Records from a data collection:
Segment Open

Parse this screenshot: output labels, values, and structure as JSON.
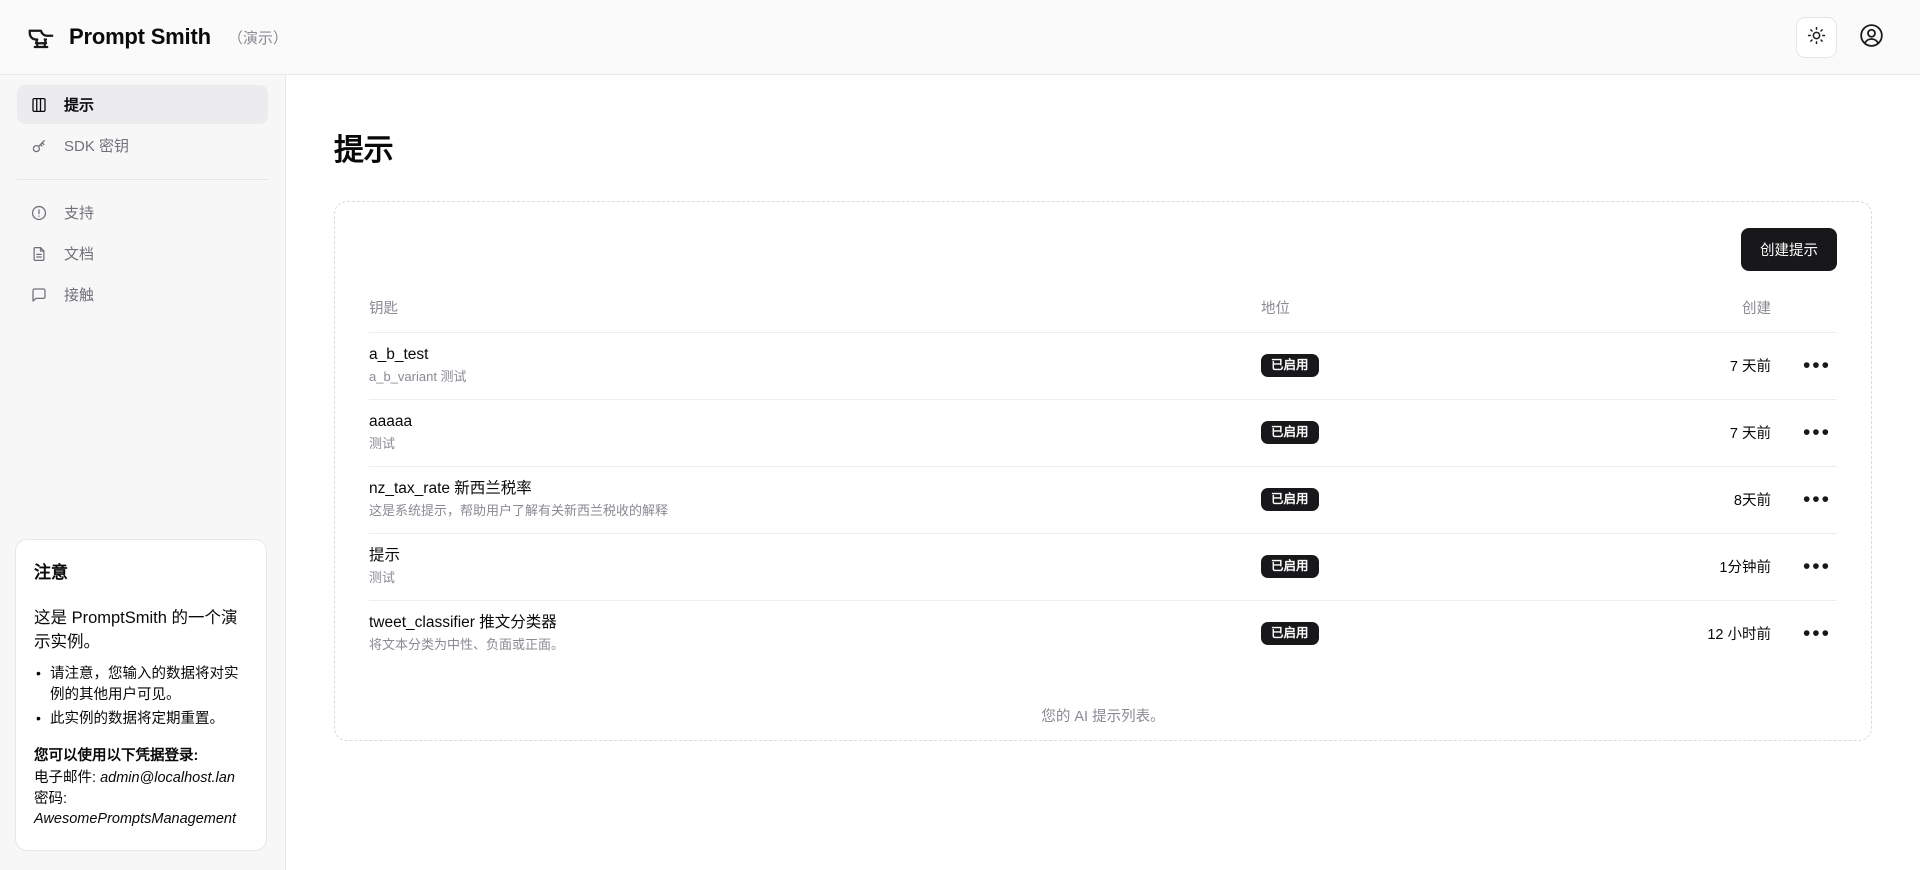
{
  "topbar": {
    "brand_name": "Prompt Smith",
    "brand_suffix": "（演示）",
    "brand_icon": "anvil-icon",
    "theme_icon": "sun-icon",
    "account_icon": "user-circle-icon"
  },
  "sidebar": {
    "primary_items": [
      {
        "label": "提示",
        "icon": "book-icon",
        "active": true
      },
      {
        "label": "SDK 密钥",
        "icon": "key-icon",
        "active": false
      }
    ],
    "secondary_items": [
      {
        "label": "支持",
        "icon": "alert-circle-icon"
      },
      {
        "label": "文档",
        "icon": "file-text-icon"
      },
      {
        "label": "接触",
        "icon": "message-square-icon"
      }
    ],
    "notice": {
      "title": "注意",
      "lead": "这是 PromptSmith 的一个演示实例。",
      "bullets": [
        "请注意，您输入的数据将对实例的其他用户可见。",
        "此实例的数据将定期重置。"
      ],
      "credentials_heading": "您可以使用以下凭据登录:",
      "email_label": "电子邮件:",
      "email_value": "admin@localhost.lan",
      "password_label": "密码:",
      "password_value": "AwesomePromptsManagement"
    }
  },
  "main": {
    "page_title": "提示",
    "create_button": "创建提示",
    "table": {
      "columns": [
        "钥匙",
        "地位",
        "创建"
      ],
      "rows": [
        {
          "key": "a_b_test",
          "desc": "a_b_variant 测试",
          "status": "已启用",
          "created": "7 天前",
          "menu_icon": "ellipsis-icon"
        },
        {
          "key": "aaaaa",
          "desc": "测试",
          "status": "已启用",
          "created": "7 天前",
          "menu_icon": "ellipsis-icon"
        },
        {
          "key": "nz_tax_rate 新西兰税率",
          "desc": "这是系统提示，帮助用户了解有关新西兰税收的解释",
          "status": "已启用",
          "created": "8天前",
          "menu_icon": "ellipsis-icon"
        },
        {
          "key": "提示",
          "desc": "测试",
          "status": "已启用",
          "created": "1分钟前",
          "menu_icon": "ellipsis-icon"
        },
        {
          "key": "tweet_classifier 推文分类器",
          "desc": "将文本分类为中性、负面或正面。",
          "status": "已启用",
          "created": "12 小时前",
          "menu_icon": "ellipsis-icon"
        }
      ],
      "caption": "您的 AI 提示列表。"
    }
  },
  "colors": {
    "accent": "#18181b",
    "sidebar_bg": "#f7f7f8",
    "topbar_bg": "#fafafa",
    "muted_text": "#8a8a93"
  }
}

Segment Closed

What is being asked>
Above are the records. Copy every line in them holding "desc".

Result of the task>
          "desc": "a_b_variant 测试",
          "desc": "测试",
          "desc": "这是系统提示，帮助用户了解有关新西兰税收的解释",
          "desc": "测试",
          "desc": "将文本分类为中性、负面或正面。",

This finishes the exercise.